Caitlin: Another big challenge is creating consistent products while working with the combinations of those variables. Every single batch is actually “alive,” teeming with good bacteria, so we like to acknowledge that we are co-conspirators in this work. We’re very methodical in terms of our process and quality control. Everything is weighed and recorded, and we’re always analyzing flavor, texture, smell, appearance, length of fermentation, and any detail we can think of. We strive to overcome challenges by being very in tune with our process. Sometimes our farmers have crop failures, and while that is a really difficult situation, we focus on what has been a successful crop that year and strive to make more products from that. We have great relationships with our primary farmers and we keep in touch with another network of local farmers beyond that so we have friends to go to when we are short on a certain crop.
How do you accomplish your mission of nourishing the body, mind and soul throughout the seasons?
Caitlin: I think most people crave some sort of fresh-tasting food throughout the year. When we first really committed to a local diet, it was a lot of storage root crops and soups the first year. We had amazing potato and winter squash harvests that we enjoyed throughout the winter along with some canned tomatoes and other preserves, but pulling a jar of ferments out of the cellar is truly a delight in the cold months. It’s crisp, colorful, delightfully tangy, and alive. It brings me right back to spring, to summer, to the months where the earth sings with life. We hope that by making our ferments available to others in the community, they too can feel enlivened by this nutritious, flavorful food. I love to put our Sol Kraut (turmeric, curry and apple mixed with green cabbage) over a dollop of yogurt on a steaming bowl of red or brown lentils in the winter. It’s truly sunshine in a bowl. Sharing food is love for me. Sharing food that I know is really good for us? The world needs more of that, and it’s an honor to provide it.

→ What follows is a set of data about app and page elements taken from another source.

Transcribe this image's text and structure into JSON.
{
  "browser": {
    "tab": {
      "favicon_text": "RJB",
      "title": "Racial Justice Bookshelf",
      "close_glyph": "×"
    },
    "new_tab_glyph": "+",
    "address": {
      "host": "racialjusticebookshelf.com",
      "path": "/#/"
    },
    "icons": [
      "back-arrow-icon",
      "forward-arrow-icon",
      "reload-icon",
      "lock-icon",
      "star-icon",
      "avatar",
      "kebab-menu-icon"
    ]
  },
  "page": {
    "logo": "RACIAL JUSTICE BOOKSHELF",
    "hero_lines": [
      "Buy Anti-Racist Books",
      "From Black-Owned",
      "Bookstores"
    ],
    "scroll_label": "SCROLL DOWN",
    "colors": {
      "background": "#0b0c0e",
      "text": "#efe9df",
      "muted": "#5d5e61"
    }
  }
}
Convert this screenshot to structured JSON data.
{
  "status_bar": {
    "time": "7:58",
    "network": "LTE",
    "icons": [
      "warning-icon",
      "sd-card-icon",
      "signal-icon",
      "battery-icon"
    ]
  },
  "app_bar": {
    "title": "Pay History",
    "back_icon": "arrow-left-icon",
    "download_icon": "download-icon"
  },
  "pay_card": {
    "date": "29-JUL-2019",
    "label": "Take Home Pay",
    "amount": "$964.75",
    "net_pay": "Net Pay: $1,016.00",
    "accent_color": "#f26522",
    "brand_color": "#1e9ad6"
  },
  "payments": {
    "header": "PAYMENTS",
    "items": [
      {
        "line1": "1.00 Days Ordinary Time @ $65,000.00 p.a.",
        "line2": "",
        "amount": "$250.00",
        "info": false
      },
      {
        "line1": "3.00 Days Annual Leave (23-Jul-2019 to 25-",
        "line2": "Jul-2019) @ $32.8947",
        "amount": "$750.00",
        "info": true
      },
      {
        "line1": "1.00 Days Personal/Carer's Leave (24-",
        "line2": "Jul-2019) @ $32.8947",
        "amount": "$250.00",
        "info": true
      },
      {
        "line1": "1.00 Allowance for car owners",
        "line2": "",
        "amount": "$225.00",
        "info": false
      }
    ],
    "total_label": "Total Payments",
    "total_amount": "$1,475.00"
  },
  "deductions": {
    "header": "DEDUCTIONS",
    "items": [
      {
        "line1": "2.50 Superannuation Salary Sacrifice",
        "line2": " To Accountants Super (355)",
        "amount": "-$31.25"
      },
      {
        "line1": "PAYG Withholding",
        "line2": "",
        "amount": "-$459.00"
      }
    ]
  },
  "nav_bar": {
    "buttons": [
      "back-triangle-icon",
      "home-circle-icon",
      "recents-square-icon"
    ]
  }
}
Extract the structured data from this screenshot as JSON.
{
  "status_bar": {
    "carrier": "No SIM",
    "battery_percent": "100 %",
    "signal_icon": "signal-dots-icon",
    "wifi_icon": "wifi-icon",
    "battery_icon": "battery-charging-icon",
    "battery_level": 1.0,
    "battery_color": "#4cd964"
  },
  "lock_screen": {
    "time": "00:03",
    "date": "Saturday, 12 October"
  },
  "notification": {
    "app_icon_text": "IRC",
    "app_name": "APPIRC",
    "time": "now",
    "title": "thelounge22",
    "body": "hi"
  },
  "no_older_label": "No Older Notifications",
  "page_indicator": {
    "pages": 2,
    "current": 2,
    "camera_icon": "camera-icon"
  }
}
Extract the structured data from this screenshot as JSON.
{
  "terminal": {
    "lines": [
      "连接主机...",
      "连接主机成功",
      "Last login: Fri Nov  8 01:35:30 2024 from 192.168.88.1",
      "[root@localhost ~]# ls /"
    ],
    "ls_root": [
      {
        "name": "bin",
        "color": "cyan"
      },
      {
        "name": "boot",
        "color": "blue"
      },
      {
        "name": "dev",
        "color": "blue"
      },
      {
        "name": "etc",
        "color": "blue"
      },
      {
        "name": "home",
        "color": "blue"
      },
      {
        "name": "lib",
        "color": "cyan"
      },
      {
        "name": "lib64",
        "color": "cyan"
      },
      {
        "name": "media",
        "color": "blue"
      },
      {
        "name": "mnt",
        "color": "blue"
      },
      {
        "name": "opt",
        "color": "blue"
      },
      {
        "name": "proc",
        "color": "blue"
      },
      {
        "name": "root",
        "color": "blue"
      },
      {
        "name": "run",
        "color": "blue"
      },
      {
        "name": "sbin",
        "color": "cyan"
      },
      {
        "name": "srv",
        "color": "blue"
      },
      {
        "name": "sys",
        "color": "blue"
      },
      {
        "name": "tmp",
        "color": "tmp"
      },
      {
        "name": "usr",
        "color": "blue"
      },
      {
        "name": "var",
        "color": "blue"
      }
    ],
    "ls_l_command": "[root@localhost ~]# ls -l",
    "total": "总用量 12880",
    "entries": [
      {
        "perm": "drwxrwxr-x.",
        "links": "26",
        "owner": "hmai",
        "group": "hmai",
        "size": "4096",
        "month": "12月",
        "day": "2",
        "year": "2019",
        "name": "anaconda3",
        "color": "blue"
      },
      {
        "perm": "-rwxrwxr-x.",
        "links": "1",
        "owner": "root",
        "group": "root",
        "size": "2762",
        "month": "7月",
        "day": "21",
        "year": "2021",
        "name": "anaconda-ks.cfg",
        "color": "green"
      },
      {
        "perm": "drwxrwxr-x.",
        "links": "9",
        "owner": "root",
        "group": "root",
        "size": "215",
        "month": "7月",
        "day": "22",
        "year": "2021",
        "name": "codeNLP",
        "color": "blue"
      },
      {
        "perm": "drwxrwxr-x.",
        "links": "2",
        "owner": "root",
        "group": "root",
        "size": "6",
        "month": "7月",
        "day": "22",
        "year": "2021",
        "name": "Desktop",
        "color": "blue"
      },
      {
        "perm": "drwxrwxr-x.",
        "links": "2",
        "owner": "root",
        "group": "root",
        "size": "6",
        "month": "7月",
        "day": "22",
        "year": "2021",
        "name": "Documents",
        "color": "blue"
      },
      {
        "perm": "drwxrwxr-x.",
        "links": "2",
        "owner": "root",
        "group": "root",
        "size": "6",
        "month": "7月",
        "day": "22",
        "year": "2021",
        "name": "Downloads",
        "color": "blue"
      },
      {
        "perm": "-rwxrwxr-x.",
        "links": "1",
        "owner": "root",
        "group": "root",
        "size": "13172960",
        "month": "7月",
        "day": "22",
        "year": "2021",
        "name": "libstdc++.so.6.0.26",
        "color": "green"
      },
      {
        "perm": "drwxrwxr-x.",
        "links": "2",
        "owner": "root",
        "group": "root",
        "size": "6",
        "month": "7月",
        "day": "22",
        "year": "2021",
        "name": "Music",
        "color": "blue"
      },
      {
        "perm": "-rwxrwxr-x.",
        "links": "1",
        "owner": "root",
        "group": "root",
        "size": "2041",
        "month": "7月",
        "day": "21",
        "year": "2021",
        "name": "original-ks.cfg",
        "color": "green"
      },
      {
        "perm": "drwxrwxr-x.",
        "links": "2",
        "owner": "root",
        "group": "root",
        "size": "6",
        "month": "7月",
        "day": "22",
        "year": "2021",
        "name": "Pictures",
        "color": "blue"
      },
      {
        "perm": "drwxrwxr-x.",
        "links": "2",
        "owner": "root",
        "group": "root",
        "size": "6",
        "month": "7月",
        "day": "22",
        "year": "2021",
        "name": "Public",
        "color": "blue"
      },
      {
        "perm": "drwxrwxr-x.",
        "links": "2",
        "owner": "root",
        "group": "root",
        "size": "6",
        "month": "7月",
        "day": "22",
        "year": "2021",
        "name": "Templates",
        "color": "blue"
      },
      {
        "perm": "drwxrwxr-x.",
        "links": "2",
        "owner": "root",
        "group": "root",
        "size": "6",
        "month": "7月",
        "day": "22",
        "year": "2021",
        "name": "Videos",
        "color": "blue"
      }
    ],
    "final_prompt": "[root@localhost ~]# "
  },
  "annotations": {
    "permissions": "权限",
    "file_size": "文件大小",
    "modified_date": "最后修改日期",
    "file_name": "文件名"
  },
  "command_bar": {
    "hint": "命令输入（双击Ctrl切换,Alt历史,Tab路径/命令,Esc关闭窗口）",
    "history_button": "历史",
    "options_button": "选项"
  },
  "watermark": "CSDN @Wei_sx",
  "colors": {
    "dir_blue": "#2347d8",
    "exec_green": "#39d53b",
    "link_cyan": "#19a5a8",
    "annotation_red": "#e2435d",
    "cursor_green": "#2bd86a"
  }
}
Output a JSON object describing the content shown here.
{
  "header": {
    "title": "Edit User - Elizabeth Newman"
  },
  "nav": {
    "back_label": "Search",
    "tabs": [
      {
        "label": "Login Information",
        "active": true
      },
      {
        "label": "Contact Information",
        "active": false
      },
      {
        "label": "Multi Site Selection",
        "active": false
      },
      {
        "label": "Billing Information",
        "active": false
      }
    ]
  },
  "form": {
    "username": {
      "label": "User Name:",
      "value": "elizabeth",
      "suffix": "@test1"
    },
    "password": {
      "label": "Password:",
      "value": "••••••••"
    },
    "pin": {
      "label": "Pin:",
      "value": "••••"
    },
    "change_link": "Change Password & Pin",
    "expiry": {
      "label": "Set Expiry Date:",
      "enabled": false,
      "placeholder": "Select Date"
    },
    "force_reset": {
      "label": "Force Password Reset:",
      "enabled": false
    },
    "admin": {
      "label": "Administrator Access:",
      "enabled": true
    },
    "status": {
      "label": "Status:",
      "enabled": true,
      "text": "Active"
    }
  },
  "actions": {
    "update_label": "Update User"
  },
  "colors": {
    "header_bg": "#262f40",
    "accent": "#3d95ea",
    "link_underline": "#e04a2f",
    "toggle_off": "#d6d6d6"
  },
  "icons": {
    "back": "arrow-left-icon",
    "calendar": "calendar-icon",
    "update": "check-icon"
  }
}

Jason: Fermented foods physically nourish the body and mind, and when people feel better physically they tend to feel better mentally. By providing a product made with love and intention we are nourishing the soul. “Sobremesa” is a Spanish word that refers to the time spent lingering around the table after a meal, sharing food-induced conversations. Our name encourages mindfulness, togetherness, and slowing down, which are soul nourishing.
What was the impetus or philosophy behind your mission statement?
Jason and Caitlin: It can be easier to eat local during the summer, but we hope to inspire people to enjoy local and nourishing food year-round. We make local food shine no matter what the season, from the summer months full of verdant pastures, to the stark grey skies of Vermont’s lengthy majestic winters. We’ve been inspired by Waldorf education, which teaches to the “head, heart, and hands,” and has moved us to create something to nourish the mind, soul and body. Sobremesa is our offering.